An eruption at Mount Elgon was mistakenly inferred when fumes escaped from this otherwise quiet volcano. The fumes were eventually traced to dung burning in a lava-tube cave. The cave is home to, or visited by, wildlife ranging from bats to elephants. Mt. Elgon (Ol Doinyo Ilgoon) is a stratovolcano on the SW margin of a 13 x 16 km caldera that straddles the Uganda-Kenya border 140 km NE of the N shore of Lake Victoria. No eruptions are known in the historical record or in the Holocene.

On 7 September 2004 the web site of the Kenyan newspaper The Daily Nation reported that villagers sighted and smelled noxious fumes from a cave on the flank of Mt. Elgon during August 2005. The villagers' concerns were taken quite seriously by both nations, to the extent that evacuation of nearby villages was considered.

The Daily Nation article added that shortly after the villagers' reports, Moses Masibo, Kenya's Western Province geology officer visited the cave, confirmed the villagers observations, and added that the temperature in the cave was 170°C. He recommended that nearby villagers move to safer locations. Masibo and Silas Simiyu of KenGens geothermal department collected ashes from the cave for testing.

Gerald Ernst reported on 19 September 2004 that he spoke with two local geologists involved with the Elgon crisis from the Geology Department of the University of Nairobi (Jiromo campus): Professor Nyambok and Zacharia Kuria (the former is a senior scientist who was unable to go in the field; the latter is a junior scientist who visited the site). According to Ernst their interpretation is that somebody set fire to bat guano in one of the caves. The fire was intense and probably explains the vigorous fuming, high temperatures, and suffocated animals. The event was also accompanied by emissions of gases with an ammonia odor. Ernst noted that this was not surprising considering the high nitrogen content of guano—ammonia is highly toxic and can also explain the animal deaths. The intense fumes initially caused substantial panic in the area.

It was Ernst's understanding that the authorities ordered evacuations while awaiting a report from local scientists, but that people returned before the report reached the authorities. The fire presumably prompted the response of local authorities who then urged the University geologists to analyze the situation. By the time geologists arrived, the fuming had ceased, or nearly so. The residue left by the fire and other observations led them to conclude that nothing remotely related to a volcanic eruption had occurred.

However, the incident emphasized the problem due to lack of a seismic station to monitor tectonic activity related to a local triple junction associated with the rift valley or volcanic seismicity.

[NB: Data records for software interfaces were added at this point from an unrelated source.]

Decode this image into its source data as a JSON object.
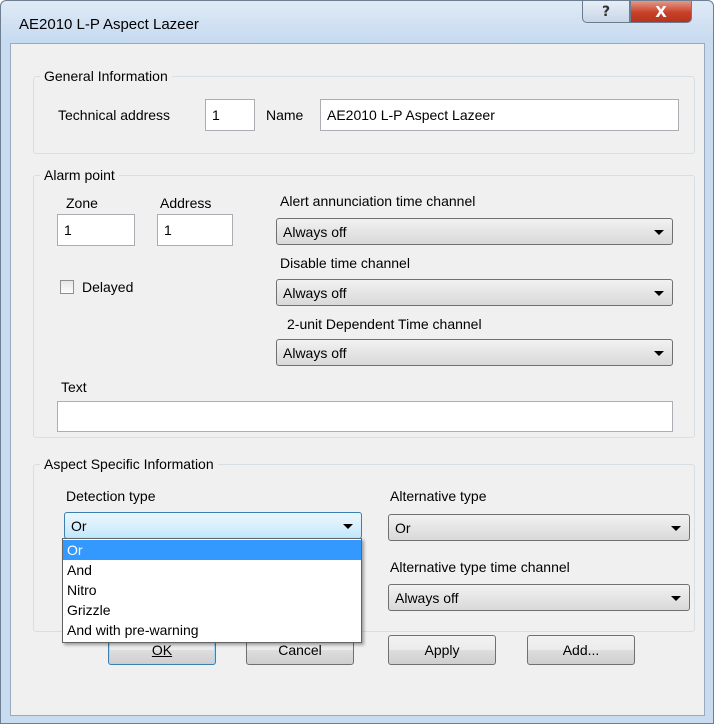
{
  "window": {
    "title": "AE2010 L-P Aspect Lazeer",
    "help_glyph": "?",
    "close_glyph": "X"
  },
  "general": {
    "legend": "General Information",
    "tech_address_label": "Technical address",
    "tech_address_value": "1",
    "name_label": "Name",
    "name_value": "AE2010 L-P Aspect Lazeer"
  },
  "alarm": {
    "legend": "Alarm point",
    "zone_label": "Zone",
    "zone_value": "1",
    "address_label": "Address",
    "address_value": "1",
    "delayed_label": "Delayed",
    "delayed_checked": false,
    "alert_channel_label": "Alert annunciation time channel",
    "alert_channel_value": "Always off",
    "disable_channel_label": "Disable time channel",
    "disable_channel_value": "Always off",
    "dependent_channel_label": "2-unit Dependent Time channel",
    "dependent_channel_value": "Always off",
    "text_label": "Text",
    "text_value": ""
  },
  "aspect": {
    "legend": "Aspect Specific Information",
    "detection_type_label": "Detection type",
    "detection_type_value": "Or",
    "detection_type_options": [
      "Or",
      "And",
      "Nitro",
      "Grizzle",
      "And with pre-warning"
    ],
    "detection_type_selected_index": 0,
    "alternative_type_label": "Alternative type",
    "alternative_type_value": "Or",
    "alternative_channel_label": "Alternative type time channel",
    "alternative_channel_value": "Always off"
  },
  "buttons": {
    "ok": "OK",
    "cancel": "Cancel",
    "apply": "Apply",
    "add": "Add..."
  }
}
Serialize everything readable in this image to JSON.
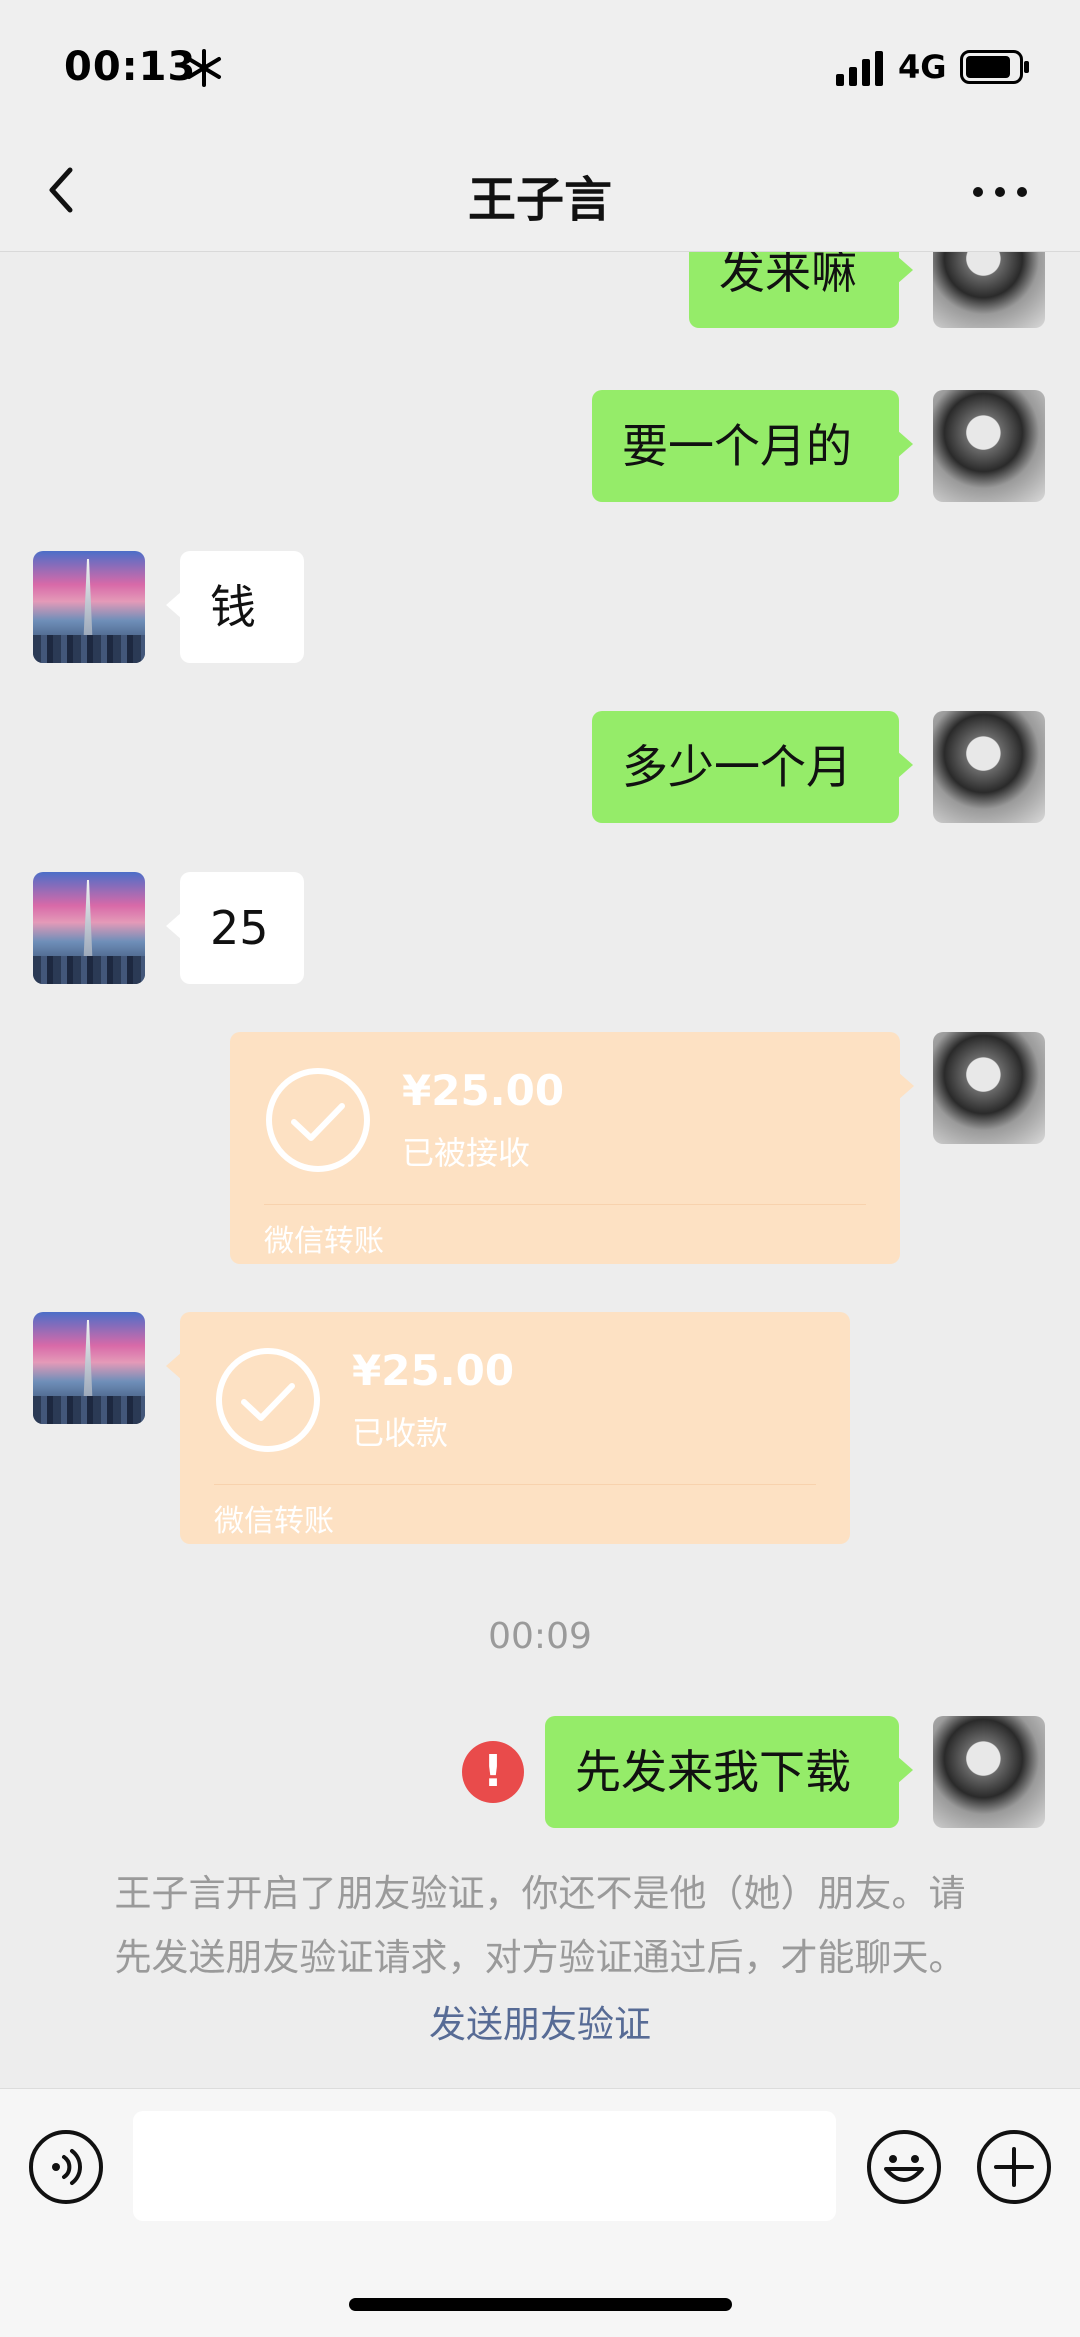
{
  "status_bar": {
    "time": "00:13",
    "network": "4G",
    "icons": [
      "snowflake-icon",
      "signal-icon",
      "battery-icon"
    ]
  },
  "header": {
    "title": "王子言",
    "back_icon": "chevron-left-icon",
    "more_icon": "more-dots-icon"
  },
  "messages": [
    {
      "from": "me",
      "type": "text",
      "text": "发来嘛"
    },
    {
      "from": "me",
      "type": "text",
      "text": "要一个月的"
    },
    {
      "from": "other",
      "type": "text",
      "text": "钱"
    },
    {
      "from": "me",
      "type": "text",
      "text": "多少一个月"
    },
    {
      "from": "other",
      "type": "text",
      "text": "25"
    },
    {
      "from": "me",
      "type": "transfer",
      "amount": "¥25.00",
      "status": "已被接收",
      "footer": "微信转账"
    },
    {
      "from": "other",
      "type": "transfer",
      "amount": "¥25.00",
      "status": "已收款",
      "footer": "微信转账"
    },
    {
      "type": "timestamp",
      "text": "00:09"
    },
    {
      "from": "me",
      "type": "text",
      "text": "先发来我下载",
      "failed": true,
      "failed_icon": "!"
    }
  ],
  "system_notice": {
    "line1": "王子言开启了朋友验证，你还不是他（她）朋友。请",
    "line2": "先发送朋友验证请求，对方验证通过后，才能聊天。",
    "link": "发送朋友验证"
  },
  "input_bar": {
    "value": "",
    "icons": [
      "voice-icon",
      "emoji-icon",
      "plus-icon"
    ]
  },
  "colors": {
    "my_bubble": "#95ec69",
    "other_bubble": "#ffffff",
    "transfer_card": "#fde1c3",
    "link": "#576b95",
    "error": "#e94b4b"
  }
}
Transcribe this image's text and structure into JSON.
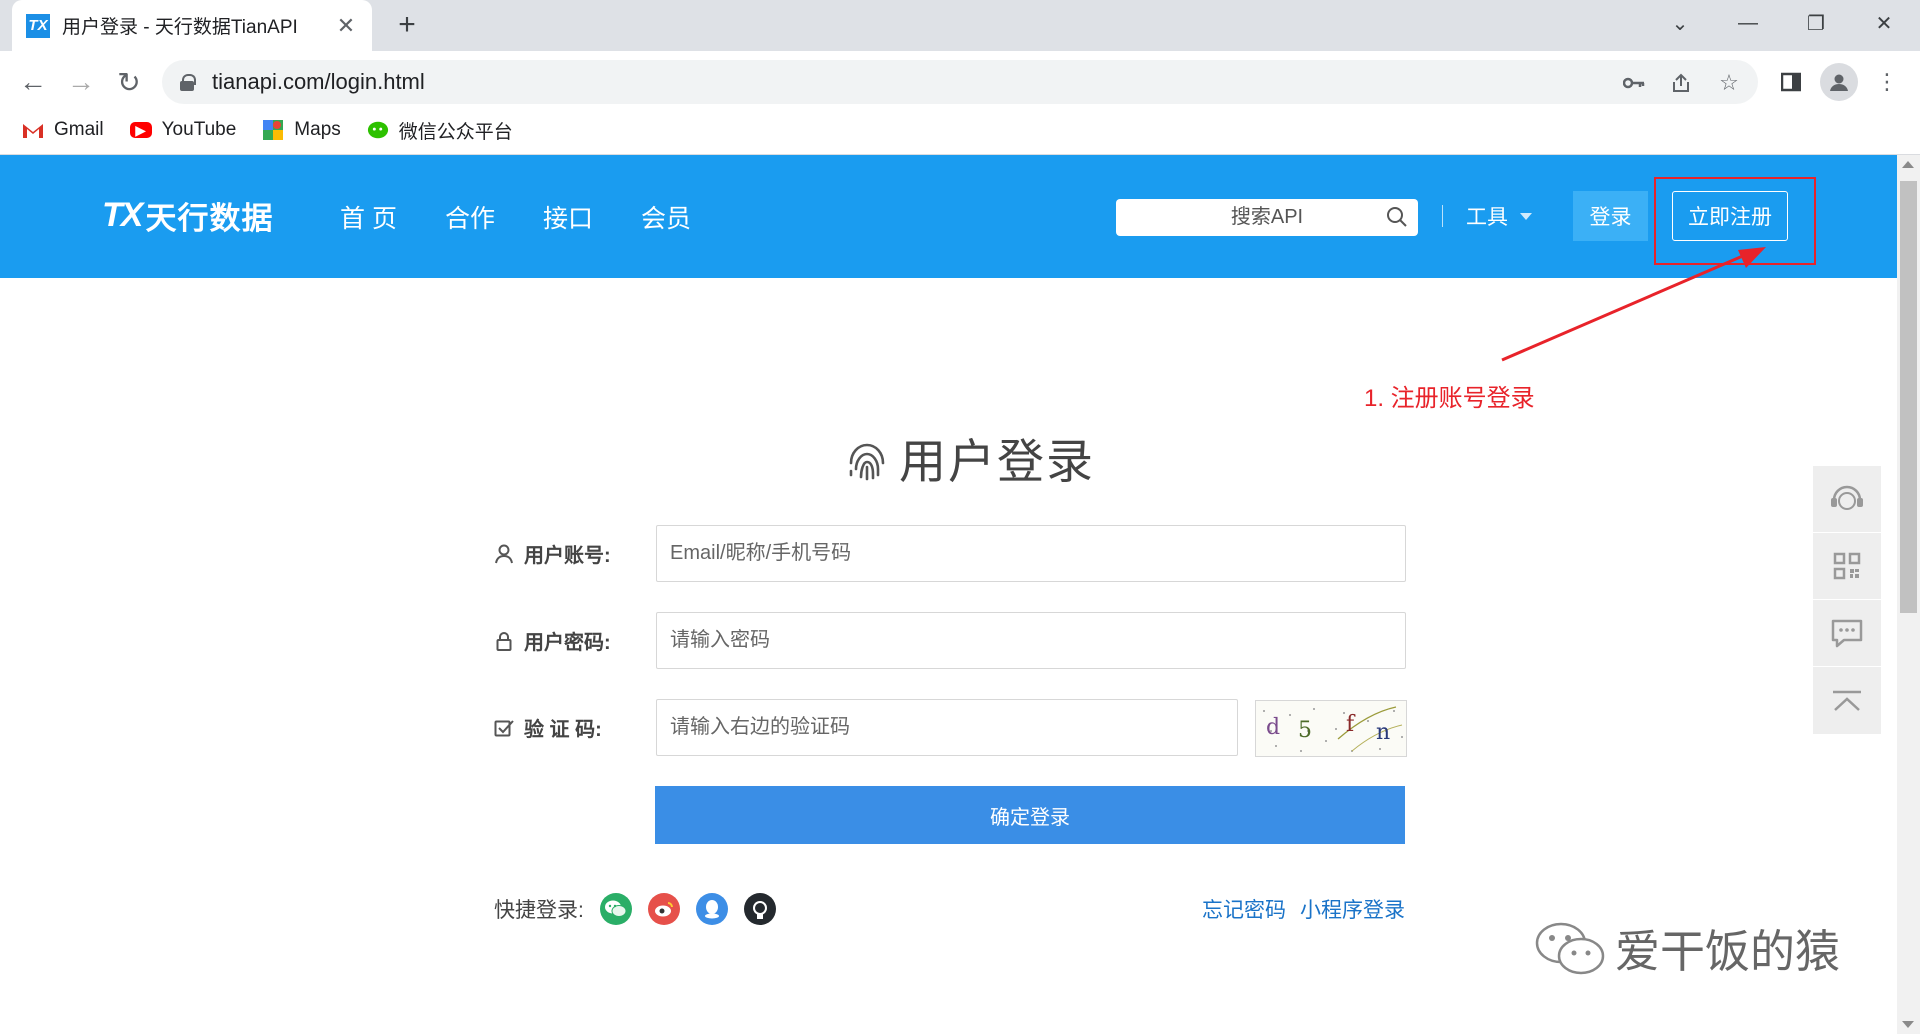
{
  "browser": {
    "tab_title": "用户登录 - 天行数据TianAPI",
    "url": "tianapi.com/login.html",
    "bookmarks": [
      {
        "label": "Gmail",
        "icon": "gmail-icon"
      },
      {
        "label": "YouTube",
        "icon": "youtube-icon"
      },
      {
        "label": "Maps",
        "icon": "maps-icon"
      },
      {
        "label": "微信公众平台",
        "icon": "wechat-icon"
      }
    ]
  },
  "header": {
    "logo_mark": "TX",
    "logo_text": "天行数据",
    "nav": [
      "首 页",
      "合作",
      "接口",
      "会员"
    ],
    "search_placeholder": "搜索API",
    "tools_label": "工具",
    "login_label": "登录",
    "register_label": "立即注册"
  },
  "annotation": {
    "text": "1. 注册账号登录",
    "color": "#e8232a"
  },
  "login": {
    "title": "用户登录",
    "account_label": "用户账号:",
    "account_placeholder": "Email/昵称/手机号码",
    "password_label": "用户密码:",
    "password_placeholder": "请输入密码",
    "captcha_label": "验 证 码:",
    "captcha_placeholder": "请输入右边的验证码",
    "captcha_text": "d5fn",
    "submit_label": "确定登录",
    "quick_login_label": "快捷登录:",
    "forgot_label": "忘记密码",
    "miniprogram_label": "小程序登录"
  },
  "watermark": "爱干饭的猿",
  "colors": {
    "header_bg": "#1a9cf0",
    "submit_bg": "#3a8ee6",
    "link": "#1a73c8"
  }
}
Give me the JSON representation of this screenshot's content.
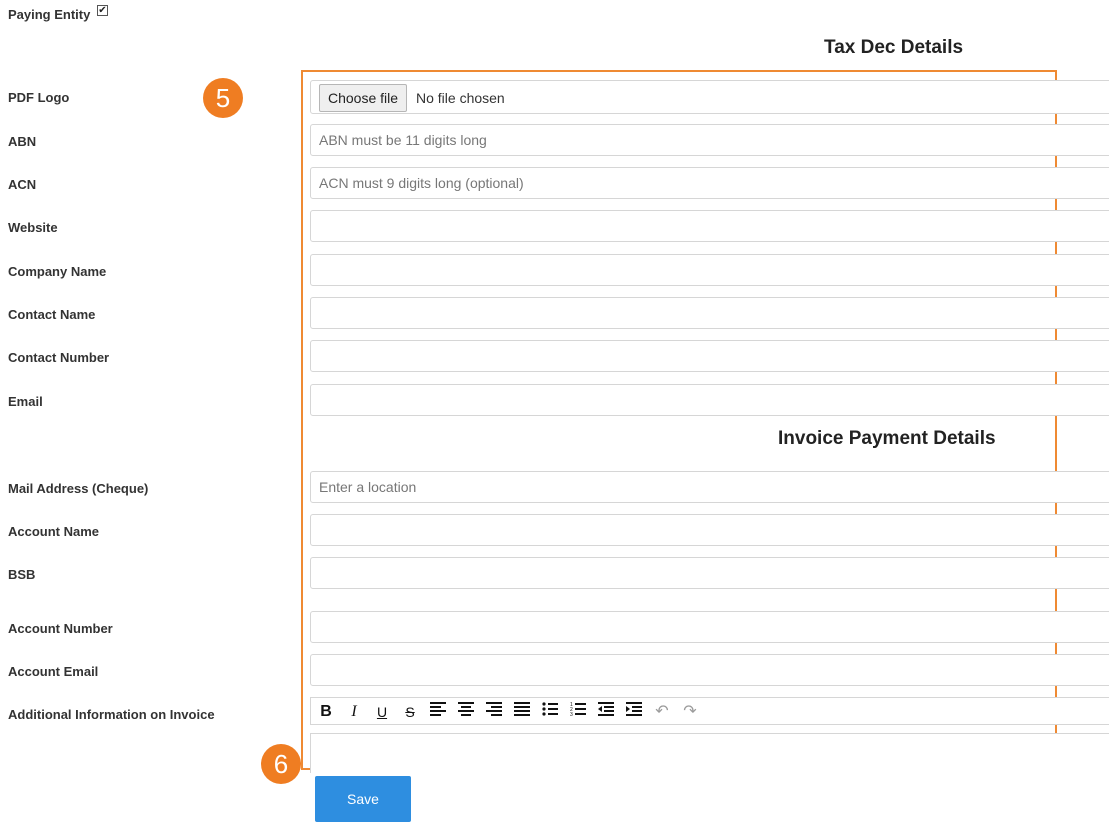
{
  "paying_entity": {
    "label": "Paying Entity",
    "checked": true
  },
  "sections": {
    "tax_dec": "Tax Dec Details",
    "invoice_payment": "Invoice Payment Details"
  },
  "badges": {
    "step_5": "5",
    "step_6": "6"
  },
  "pdf_logo": {
    "label": "PDF Logo",
    "button": "Choose file",
    "status": "No file chosen"
  },
  "fields": {
    "abn": {
      "label": "ABN",
      "placeholder": "ABN must be 11 digits long",
      "value": ""
    },
    "acn": {
      "label": "ACN",
      "placeholder": "ACN must 9 digits long (optional)",
      "value": ""
    },
    "website": {
      "label": "Website",
      "placeholder": "",
      "value": ""
    },
    "company_name": {
      "label": "Company Name",
      "placeholder": "",
      "value": ""
    },
    "contact_name": {
      "label": "Contact Name",
      "placeholder": "",
      "value": ""
    },
    "contact_number": {
      "label": "Contact Number",
      "placeholder": "",
      "value": ""
    },
    "email": {
      "label": "Email",
      "placeholder": "",
      "value": ""
    },
    "mail_address": {
      "label": "Mail Address (Cheque)",
      "placeholder": "Enter a location",
      "value": ""
    },
    "account_name": {
      "label": "Account Name",
      "placeholder": "",
      "value": ""
    },
    "bsb": {
      "label": "BSB",
      "placeholder": "",
      "value": ""
    },
    "account_number": {
      "label": "Account Number",
      "placeholder": "",
      "value": ""
    },
    "account_email": {
      "label": "Account Email",
      "placeholder": "",
      "value": ""
    }
  },
  "additional_info": {
    "label": "Additional Information on Invoice"
  },
  "toolbar": {
    "bold": "B",
    "italic": "I",
    "underline": "U",
    "strike": "S",
    "undo": "↶",
    "redo": "↷"
  },
  "actions": {
    "save": "Save"
  },
  "colors": {
    "accent_orange": "#ef7d22",
    "primary_blue": "#2e8ee0"
  }
}
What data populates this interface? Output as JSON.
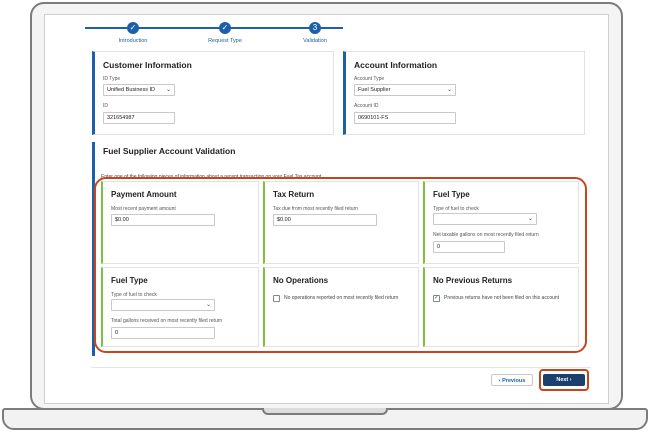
{
  "stepper": {
    "steps": [
      {
        "label": "Introduction",
        "icon": "check-icon",
        "glyph": "✓"
      },
      {
        "label": "Request Type",
        "icon": "check-icon",
        "glyph": "✓"
      },
      {
        "label": "Validation",
        "icon": "current-step-icon",
        "glyph": "3"
      }
    ]
  },
  "customer_info": {
    "title": "Customer Information",
    "id_type_label": "ID Type",
    "id_type_value": "Unified Business ID",
    "id_label": "ID",
    "id_value": "321654987"
  },
  "account_info": {
    "title": "Account Information",
    "account_type_label": "Account Type",
    "account_type_value": "Fuel Supplier",
    "account_id_label": "Account ID",
    "account_id_value": "0690101-FS"
  },
  "validation": {
    "title": "Fuel Supplier Account Validation",
    "description": "Enter one of the following pieces of information about a recent transaction on your Fuel Tax account.",
    "payment_amount": {
      "title": "Payment Amount",
      "label": "Most recent payment amount",
      "value": "$0.00"
    },
    "tax_return": {
      "title": "Tax Return",
      "label": "Tax due from most recently filed return",
      "value": "$0.00"
    },
    "fuel_type_1": {
      "title": "Fuel Type",
      "label": "Type of fuel to check",
      "value": "",
      "gallons_label": "Net taxable gallons on most recently filed return",
      "gallons_value": "0"
    },
    "fuel_type_2": {
      "title": "Fuel Type",
      "label": "Type of fuel to check",
      "value": "",
      "gallons_label": "Total gallons received on most recently filed return",
      "gallons_value": "0"
    },
    "no_operations": {
      "title": "No Operations",
      "checkbox_label": "No operations reported on most recently filed return",
      "checked": false
    },
    "no_previous_returns": {
      "title": "No Previous Returns",
      "checkbox_label": "Previous returns have not been filed on this account",
      "checked": true
    }
  },
  "footer": {
    "previous_label": "Previous",
    "next_label": "Next",
    "previous_icon": "chevron-left-icon",
    "next_icon": "chevron-right-icon"
  },
  "colors": {
    "primary": "#1d5fa8",
    "option_accent": "#7cc142",
    "highlight": "#c4471b",
    "next_button": "#1d3f6e"
  }
}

In response, one seismic station was moved from S Kenya to the area of Mt. Elgon so that local seismicity can be monitored in the future.

Information Contacts: Gerald Ernst, Univ. of Ghent, Krijgslaan 281/S8, B-9000, Belgium; Chris Newhall, USGS, Univ. of Washington, Dept. of Earth & Space Sciences, Box 351310, Seattle, WA 98195-1310, USA; The Daily Nation (URL: http://www.nationmedia.com/dailynation/); Uganda Tourist Board (URL: http://www.visituganda.com/).